REQUIREMENT: Copy out the listing that follows exactly, dropping every picture.

=== Section Start ===

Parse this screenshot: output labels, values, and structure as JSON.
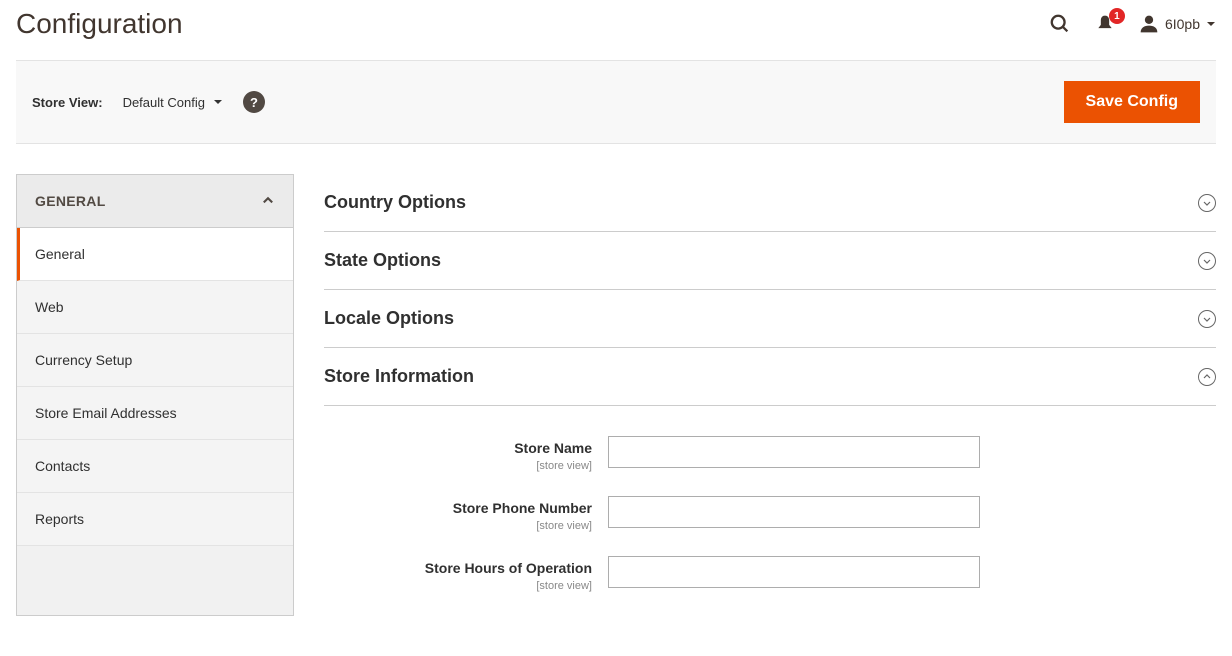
{
  "header": {
    "title": "Configuration",
    "user_name": "6I0pb",
    "notification_count": "1"
  },
  "toolbar": {
    "store_view_label": "Store View:",
    "store_view_value": "Default Config",
    "help_symbol": "?",
    "save_label": "Save Config"
  },
  "sidebar": {
    "group_title": "GENERAL",
    "items": [
      {
        "label": "General",
        "active": true
      },
      {
        "label": "Web",
        "active": false
      },
      {
        "label": "Currency Setup",
        "active": false
      },
      {
        "label": "Store Email Addresses",
        "active": false
      },
      {
        "label": "Contacts",
        "active": false
      },
      {
        "label": "Reports",
        "active": false
      }
    ]
  },
  "sections": [
    {
      "title": "Country Options",
      "expanded": false
    },
    {
      "title": "State Options",
      "expanded": false
    },
    {
      "title": "Locale Options",
      "expanded": false
    },
    {
      "title": "Store Information",
      "expanded": true
    }
  ],
  "store_info_fields": [
    {
      "label": "Store Name",
      "scope": "[store view]",
      "value": ""
    },
    {
      "label": "Store Phone Number",
      "scope": "[store view]",
      "value": ""
    },
    {
      "label": "Store Hours of Operation",
      "scope": "[store view]",
      "value": ""
    }
  ]
}
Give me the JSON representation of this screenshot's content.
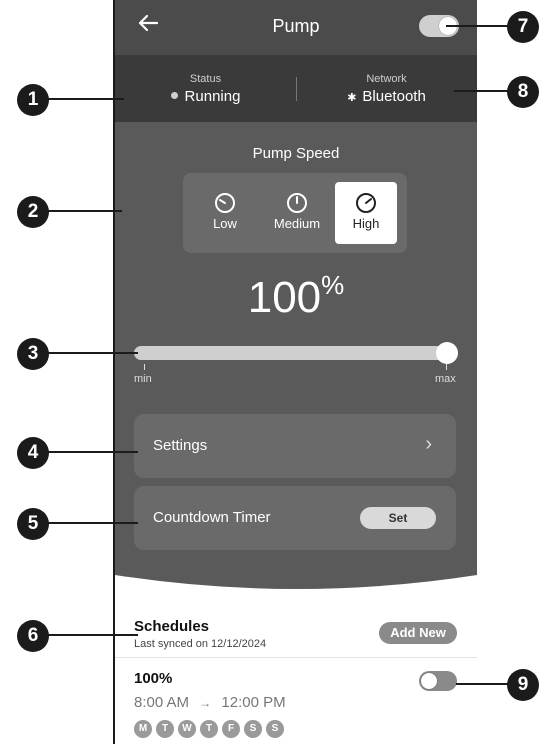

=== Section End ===

YOUR SOLUTION:
Parse this screenshot: output labels, values, and structure as JSON.
{
  "header": {
    "title": "Configuration",
    "user_name": "6I0pb",
    "notification_count": "1"
  },
  "toolbar": {
    "store_view_label": "Store View:",
    "store_view_value": "Default Config",
    "help_symbol": "?",
    "save_label": "Save Config"
  },
  "sidebar": {
    "group_title": "GENERAL",
    "items": [
      {
        "label": "General",
        "active": true
      },
      {
        "label": "Web",
        "active": false
      },
      {
        "label": "Currency Setup",
        "active": false
      },
      {
        "label": "Store Email Addresses",
        "active": false
      },
      {
        "label": "Contacts",
        "active": false
      },
      {
        "label": "Reports",
        "active": false
      }
    ]
  },
  "sections": [
    {
      "title": "Country Options",
      "expanded": false
    },
    {
      "title": "State Options",
      "expanded": false
    },
    {
      "title": "Locale Options",
      "expanded": false
    },
    {
      "title": "Store Information",
      "expanded": true
    }
  ],
  "store_info_fields": [
    {
      "label": "Store Name",
      "scope": "[store view]",
      "value": ""
    },
    {
      "label": "Store Phone Number",
      "scope": "[store view]",
      "value": ""
    },
    {
      "label": "Store Hours of Operation",
      "scope": "[store view]",
      "value": ""
    }
  ]
}
Give me the JSON representation of this screenshot's content.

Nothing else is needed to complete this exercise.